By Muriel MacDonald September 30, 2013.
Two girls are cut off from the rest of their city by large highways and poor public transport. Image fromOverdrive.
Two girls sit on a swing set, their enormous smiles offsetting the disturbing scenery behind them – miles of highways surrounding their homes. Like 9 out of 10 of Istanbul’s citizens, their family doesn’t own a car. One girl explains, “There is a road, but there is no transportation. There are no buses – the municipality doesn’t provide them.”
This powerful scene is one of many in Aslihan Unaldi’s full-length documentary Overdrive, to be featured at the Urb4nize festival next week. The film tells the story of Istanbul’s accelerated population growth and car-centric policies, which have deepened inequalities between those who drive, and those who don’t.
Since the film’s release in 2011, Istanbul has made strides towards improving public transport. But the challenges Istanbul faces in the film are not unique to Turkey. Population growth and debilitating congestion are problems confronting developing cities on every continent, as municipalities struggle to reconcile decades of car-centric development with the needs of their citizens.
One solution, which 160 cities around the globe – including Istanbul – have turned to, is to build a bus rapid transit system. Cheaper to implement than a metro, but similarly effective at moving passengers across the city, BRT systems offer relief for cities which previously lacked high quality public transport.
In 2011, Istanbul was just beginning to ramp up its BRT. The expanded BRT, the third leg of which was launched in 2012, is now one of the more heavily used advanced bus systems in the world, serving 800,000 passengers daily.
Istanbul’s BRT and other efforts to provide public transport, including improving the network of bike paths across the city, have improved the situation since the film was made in 2011. However, the message of “Overdrive” is still relevant. By sharing the stories of those who deal with the inequity of transport every day, the film puts a human face on an issue that can sometimes feel too broad or abstract. If you don’t own a car in these cities, you don’t have access to a job; you don’t have access to education. This reinforces the detrimental notion that the car should be a status symbol.
Transport is not just about moving faster, or even how you move. It’s not just about replacing the car. It’s about giving access to people. It’s about equality. This movie explores the extreme inequality faced by those without access to good, reliable transport. In the trailer for the film, a Turkish woman confesses to the camera that she spends six hours a day on transport. “Can be more,” she adds.
Lack of access is a problem that pervades cities around the world. Though transport options – such as advanced bus systems – are rapidly expanding, we have to consider the two girls on the swings from Overdrive. They live in Sultanbeyli, a neighborhood of 1 million residents on the Asian side of Istanbul. Their home is next to the Trans-European Motorway, one of the biggest expressways in the city. They are not connected to the BRT. The bus they take is often so crowded, the doors break.

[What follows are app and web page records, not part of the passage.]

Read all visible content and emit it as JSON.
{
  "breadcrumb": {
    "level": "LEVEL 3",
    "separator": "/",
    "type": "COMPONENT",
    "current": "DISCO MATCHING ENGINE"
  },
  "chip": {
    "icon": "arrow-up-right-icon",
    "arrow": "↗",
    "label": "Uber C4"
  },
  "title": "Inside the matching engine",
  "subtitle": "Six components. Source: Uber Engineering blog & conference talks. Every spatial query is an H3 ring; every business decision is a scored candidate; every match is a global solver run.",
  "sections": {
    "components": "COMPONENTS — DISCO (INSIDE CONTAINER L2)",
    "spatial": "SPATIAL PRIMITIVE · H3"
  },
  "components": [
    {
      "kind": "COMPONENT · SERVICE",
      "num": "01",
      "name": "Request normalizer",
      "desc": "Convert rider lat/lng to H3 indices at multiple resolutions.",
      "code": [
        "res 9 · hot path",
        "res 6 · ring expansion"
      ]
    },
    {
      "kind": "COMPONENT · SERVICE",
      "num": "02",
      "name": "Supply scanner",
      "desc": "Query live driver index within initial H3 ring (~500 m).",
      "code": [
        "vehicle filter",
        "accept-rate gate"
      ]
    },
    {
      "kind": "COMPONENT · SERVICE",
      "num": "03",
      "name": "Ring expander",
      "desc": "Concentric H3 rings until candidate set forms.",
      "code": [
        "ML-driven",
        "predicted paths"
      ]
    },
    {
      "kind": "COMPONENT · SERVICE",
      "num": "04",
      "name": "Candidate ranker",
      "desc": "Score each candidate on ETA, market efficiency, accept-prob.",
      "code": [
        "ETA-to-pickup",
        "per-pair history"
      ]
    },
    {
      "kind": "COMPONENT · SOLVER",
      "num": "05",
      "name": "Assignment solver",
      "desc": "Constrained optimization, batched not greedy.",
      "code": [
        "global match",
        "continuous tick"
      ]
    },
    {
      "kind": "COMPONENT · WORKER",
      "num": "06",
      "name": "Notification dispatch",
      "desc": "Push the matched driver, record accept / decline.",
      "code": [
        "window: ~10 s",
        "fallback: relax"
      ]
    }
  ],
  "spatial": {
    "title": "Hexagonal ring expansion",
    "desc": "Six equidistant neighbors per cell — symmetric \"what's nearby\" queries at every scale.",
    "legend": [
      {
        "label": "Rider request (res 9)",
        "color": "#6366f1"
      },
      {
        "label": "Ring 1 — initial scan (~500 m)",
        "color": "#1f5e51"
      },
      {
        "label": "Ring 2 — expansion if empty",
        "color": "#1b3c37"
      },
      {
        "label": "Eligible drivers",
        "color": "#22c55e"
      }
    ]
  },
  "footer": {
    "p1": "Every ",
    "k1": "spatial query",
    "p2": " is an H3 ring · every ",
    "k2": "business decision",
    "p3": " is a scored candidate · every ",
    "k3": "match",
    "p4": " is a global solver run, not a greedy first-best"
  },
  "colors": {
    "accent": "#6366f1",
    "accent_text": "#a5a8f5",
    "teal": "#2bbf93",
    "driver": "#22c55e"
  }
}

So long as we build cities to move cars instead of people, there will be inequality of access. With millions of citizens wasting several hours a day on poor public transport, it is impossible for developing cities to realize their full economic potential. Citizens without a car will be marginalized, trapped, and undervalued until we build our cities so that all citizens can bicycle, walk, or ride the bus with ease.
Overdrive – Produced in 2011 by EMBARQ – will be screening this October at the Urb4nize festival in Vienna, a ten day affair running October 4 – 13. The festival seeks to celebrate and discuss ways to build ideal cities.
– Article via The City Fix